For the first time in her life, she was able to love someone and be loved in return. Her relationship with Byron was healthy and a testament to how far she’d come in the last two years.
Carol’s vision of Jack with Sarah was upsetting, to say the least.
He fished his cell phone out of his right-hand pocket and using his thumb, punched in Sarah’s number.
“Hello,” she sounded out of breath.
“Are you okay?” His voice was serious.
“Are you psychic now?” The jovial tone didn’t cover the tightness in her voice.
“What’s going on?” Michael asked trying to keep his voice calm. He didn’t want her to know how worried he was.
“Nothing, except for a stupid idea. We’re going on a hike, and Byron’s picked this hectic trail that takes about three or four hours, and it’s been pissing with rain. He, being the genius that he is, doesn’t think that the rain and thick mist might make it a bad idea. He thinks the hike will be good for my physical therapy. I think he’s the one who needs your services.”
“Oh, come on. It’ll be fun.” Michael heard Byron shouting in the background.
“Are you sure there’s nothing you need to talk to me about?”
“What’s wrong, Mike?” Now it was her turn to sound worried.
“If you say there’s nothing wrong, then there’s nothing wrong. Have a good hike.” He put the phone down before she could ask him anything else. He wasn’t even sure why he’d phoned her in the first place. He couldn’t tell her about Carol and her visions of Jack or that she’d claimed to see Sarah in his office with him. There were times he really hated doctor-patient confidentiality.
Besides, he reasoned, Carol seeing Sarah probably only meant that she was now adding Sarah to her psychosis and didn’t mean that demons existed. The whole idea was preposterous.
The wind swept over the desolate landscape. An ancient temple carved out of the mountain face watched over the timeless land. The Council of nine were assembled for the first time in centuries within the hallowed halls. Their world was changing.
Rain continued to pour out of the black sky, causing rivers to start forming in the low-lying valleys. There had never been rivers or lakes in their world. It was ridiculous, water in the Shadow World. What next? Trees? He scoffed at the idea and slammed his glass down before refilling it. He intended getting thoroughly drunk. It wasn’t something he usually did but, he thought, considering what was happening, there wasn’t a better time to do it.
Everything on this side of the veil was looking to him for answers, and he didn’t have any, nor did any of the other members of the council. He’d requested an audience with The Most High One, but her damn flunkies, the Princes, had informed him she didn’t want to be bothered, that it was his and the councils’ job to take care of things. If he couldn’t do his job, she would find someone who could. Which meant ritual disembowelment, followed by one of his heads being chopped off. Not something he was particularly looking forward to experiencing again.
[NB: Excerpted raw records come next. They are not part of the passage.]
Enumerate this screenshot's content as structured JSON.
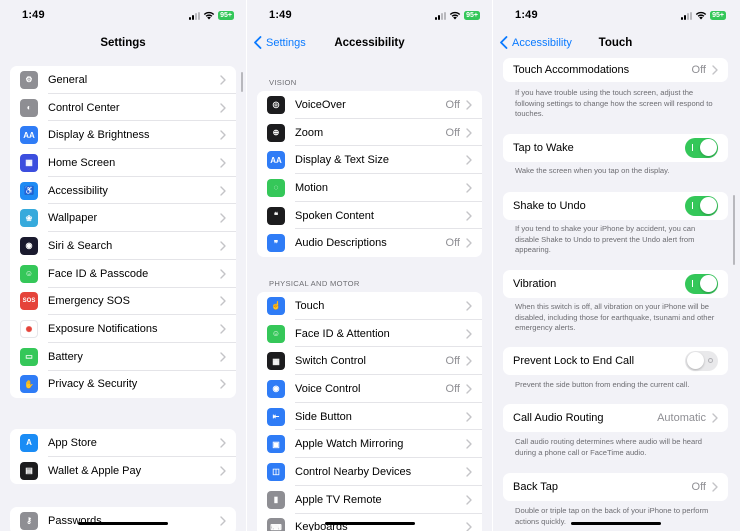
{
  "status": {
    "time": "1:49",
    "battery": "95+"
  },
  "settings": {
    "title": "Settings",
    "group1": [
      {
        "label": "General",
        "icon": "gear-icon",
        "color": "#8e8e93"
      },
      {
        "label": "Control Center",
        "icon": "toggles-icon",
        "color": "#8e8e93"
      },
      {
        "label": "Display & Brightness",
        "icon": "aa-icon",
        "color": "#2f7cf6"
      },
      {
        "label": "Home Screen",
        "icon": "grid-icon",
        "color": "#3c4ede"
      },
      {
        "label": "Accessibility",
        "icon": "accessibility-icon",
        "color": "#1f8bf4"
      },
      {
        "label": "Wallpaper",
        "icon": "flower-icon",
        "color": "#36aadc"
      },
      {
        "label": "Siri & Search",
        "icon": "siri-icon",
        "color": "#1a1a2e"
      },
      {
        "label": "Face ID & Passcode",
        "icon": "face-id-icon",
        "color": "#35c759"
      },
      {
        "label": "Emergency SOS",
        "icon": "sos-icon",
        "color": "#e5433a"
      },
      {
        "label": "Exposure Notifications",
        "icon": "exposure-icon",
        "color": "#ffffff"
      },
      {
        "label": "Battery",
        "icon": "battery-icon",
        "color": "#35c759"
      },
      {
        "label": "Privacy & Security",
        "icon": "hand-icon",
        "color": "#2f7cf6"
      }
    ],
    "group2": [
      {
        "label": "App Store",
        "icon": "app-store-icon",
        "color": "#1a8cf5"
      },
      {
        "label": "Wallet & Apple Pay",
        "icon": "wallet-icon",
        "color": "#1c1c1e"
      }
    ],
    "group3": [
      {
        "label": "Passwords",
        "icon": "key-icon",
        "color": "#8e8e93"
      }
    ]
  },
  "accessibility": {
    "back_label": "Settings",
    "title": "Accessibility",
    "vision_header": "VISION",
    "vision": [
      {
        "label": "VoiceOver",
        "value": "Off",
        "icon": "voiceover-icon",
        "color": "#1c1c1e"
      },
      {
        "label": "Zoom",
        "value": "Off",
        "icon": "zoom-icon",
        "color": "#1c1c1e"
      },
      {
        "label": "Display & Text Size",
        "value": "",
        "icon": "aa-icon",
        "color": "#2f7cf6"
      },
      {
        "label": "Motion",
        "value": "",
        "icon": "motion-icon",
        "color": "#35c759"
      },
      {
        "label": "Spoken Content",
        "value": "",
        "icon": "speech-icon",
        "color": "#1c1c1e"
      },
      {
        "label": "Audio Descriptions",
        "value": "Off",
        "icon": "audio-description-icon",
        "color": "#2f7cf6"
      }
    ],
    "motor_header": "PHYSICAL AND MOTOR",
    "motor": [
      {
        "label": "Touch",
        "value": "",
        "icon": "touch-icon",
        "color": "#2f7cf6"
      },
      {
        "label": "Face ID & Attention",
        "value": "",
        "icon": "face-id-icon",
        "color": "#35c759"
      },
      {
        "label": "Switch Control",
        "value": "Off",
        "icon": "switch-control-icon",
        "color": "#1c1c1e"
      },
      {
        "label": "Voice Control",
        "value": "Off",
        "icon": "voice-control-icon",
        "color": "#2f7cf6"
      },
      {
        "label": "Side Button",
        "value": "",
        "icon": "side-button-icon",
        "color": "#2f7cf6"
      },
      {
        "label": "Apple Watch Mirroring",
        "value": "",
        "icon": "watch-mirroring-icon",
        "color": "#2f7cf6"
      },
      {
        "label": "Control Nearby Devices",
        "value": "",
        "icon": "nearby-devices-icon",
        "color": "#2f7cf6"
      },
      {
        "label": "Apple TV Remote",
        "value": "",
        "icon": "remote-icon",
        "color": "#8e8e93"
      },
      {
        "label": "Keyboards",
        "value": "",
        "icon": "keyboard-icon",
        "color": "#8e8e93"
      }
    ]
  },
  "touch": {
    "back_label": "Accessibility",
    "title": "Touch",
    "touch_accommodations": {
      "label": "Touch Accommodations",
      "value": "Off"
    },
    "touch_accommodations_note": "If you have trouble using the touch screen, adjust the following settings to change how the screen will respond to touches.",
    "tap_to_wake": {
      "label": "Tap to Wake",
      "on": true
    },
    "tap_to_wake_note": "Wake the screen when you tap on the display.",
    "shake_to_undo": {
      "label": "Shake to Undo",
      "on": true
    },
    "shake_to_undo_note": "If you tend to shake your iPhone by accident, you can disable Shake to Undo to prevent the Undo alert from appearing.",
    "vibration": {
      "label": "Vibration",
      "on": true
    },
    "vibration_note": "When this switch is off, all vibration on your iPhone will be disabled, including those for earthquake, tsunami and other emergency alerts.",
    "prevent_lock": {
      "label": "Prevent Lock to End Call",
      "on": false
    },
    "prevent_lock_note": "Prevent the side button from ending the current call.",
    "call_audio_routing": {
      "label": "Call Audio Routing",
      "value": "Automatic"
    },
    "call_audio_routing_note": "Call audio routing determines where audio will be heard during a phone call or FaceTime audio.",
    "back_tap": {
      "label": "Back Tap",
      "value": "Off"
    },
    "back_tap_note": "Double or triple tap on the back of your iPhone to perform actions quickly."
  }
}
He’d been through it once before, and it was not an experience he wanted to repeat. Highly unpleasant.
He made himself another Martini and sunk into his sofa. Alcohol and pacing didn’t go well together. Sitting and drinking was a better idea. Maybe he’d see things differently through the haze of alcohol-induced panic.